The-Dream and David Guetta, use spacious arrangements filled with
bright, sometimes frosty electronic textures that, like the lyrics,
alternately convey lust and fear, a need to connect and an impulse to
retreat. "Get close to me if you dare," Rihanna teases on the coldly
thumping Numb, featuring a cheeky Eminem.
On the frantic, pulsing Right Now, she extols instant gratification: "Tomorrow's too far away ... All we get is right now." What Now
veers from sweetly spare acoustic verses to a thrashing chorus; on the
bridge, Rihanna laments, "I don't know where to go/I don't know what to
Several songs portray the singer as a young woman prone to romanticize danger.

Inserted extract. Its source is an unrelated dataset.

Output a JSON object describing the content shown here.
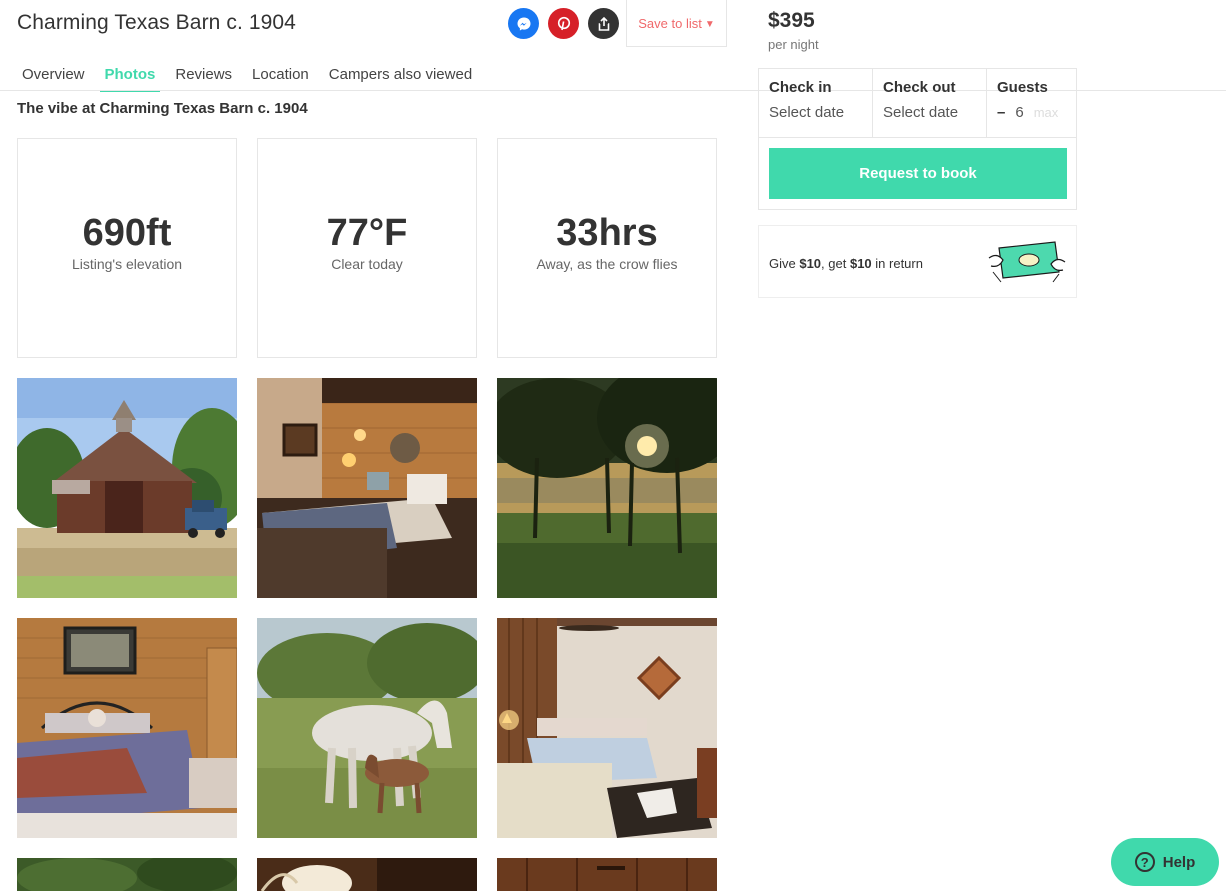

On Love Without Tragedy/Mother Mary, propelled by a rhythmic riff that recalls The Police's Message In A Bottle,
she recalls a relationship wrecked by an incident in a car -- the scene
of her alleged confrontation with Brown -- and admits that it "felt
like love struck me in the night." Then the arrangement slows, and over a
stark, airy backdrop, she appeals to "Mister Jesus" and "Mother Mary,"
but resolves, "I'm prepared to die in the moment."
On the last track of the standard version of Unapologetic, the anthemic Lost In Paradise,
she confesses, "If I open up my eyes/I can see the storm," but opts to
keep them closed: "It may be wrong/But it feels right." Maybe it's
nobody's business if she feels that way, but Rihanna still compels our
curiosity -- and our concern.
Download: Nobody's Business, Right Now, No Love Allowed